Expect to hear howls of protest from the Republicans and cries of socialism and fears of big government, and the usual rhetoric of the right. For Obama wants to reverse the Reagan revolution. He wants not just to end the Bush tax cuts that threw the budget into deficit years ago, but also to raise taxes on the top fifth of society, in order to pay for the sweeping changes he wants in energy policy, education, and medical care. Over the next decade, Obama wants to get almost $1 trillion in new taxes from the wealthiest Americans. In case you want to know, they are defined as people with incomes of more than $250,000 a year. (More than 1.4oo,000 DK).

Obama is also hoping to save some money through cuts to the Defense Department, partly from winding down the engagement in Iraq and partly through cutting spending on programs that have outlived their usefulness with the end of the Cold War. I wish him luck but am not too optimistic about this phase of his plans. One would have thought that the fall of communism might have reduced defense spending drastically. Back in c. 1990 there was lots of talk of a "peace dividend." There was talk of spending more money on infrastructure, notably decaying bridges and roads. But there was not much of a peace dividend then, and Obama's first defense budget is larger, not smaller, for the two year period of 2009 & 2010, weighing in at a gigantic $1.3 trillion.

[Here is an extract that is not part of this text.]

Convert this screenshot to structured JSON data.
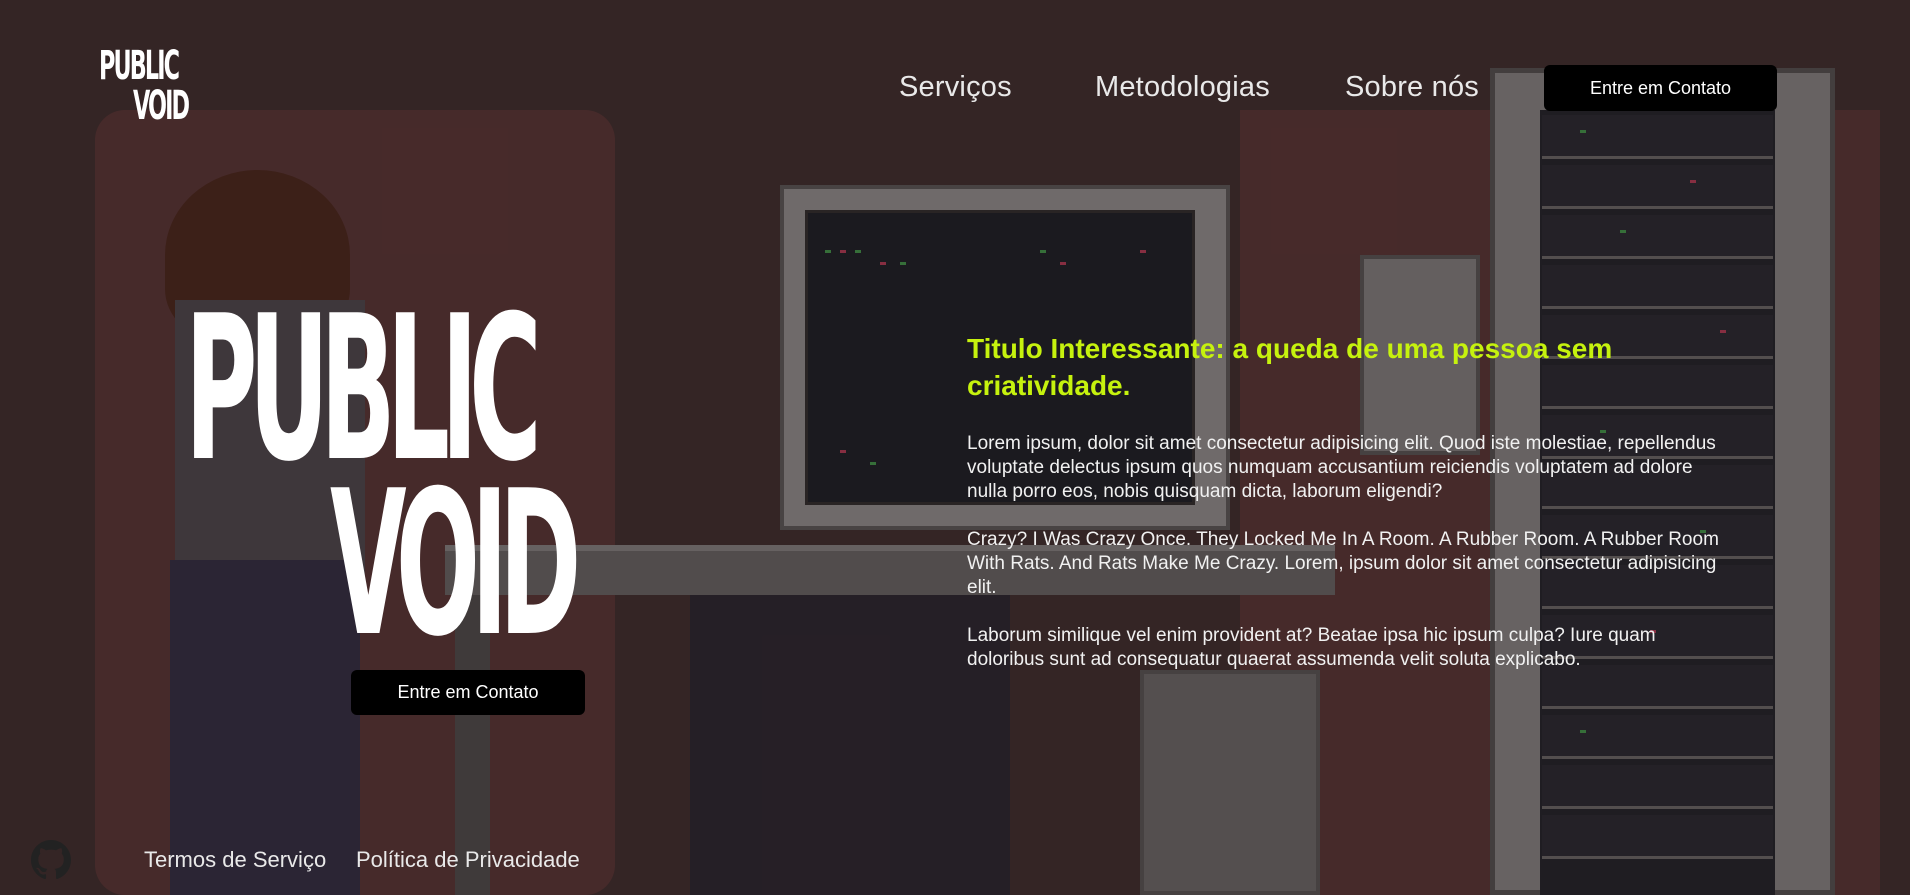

Realistically, Obama is more likely to move in the direction of fiscal responsibility via higher taxes on the rich. He will probably be accused of class warfare, but he is trying to end the pillaging of the poor that began under Ronald Reagan. Obama is rejecting "trickle down" economics. He wants the US government to take more responsibility for health and education, and to give Americans back the growth and equality they had in the prosperous 1950s and 1960s. No doubt he will be called a radical and a socialist for trying to do this. Few sensible people ever mistook Dwight D. Eisenhower a socialist.

For a Nobel Prize-winning economist's positive evaluation of the Obama budget, click here.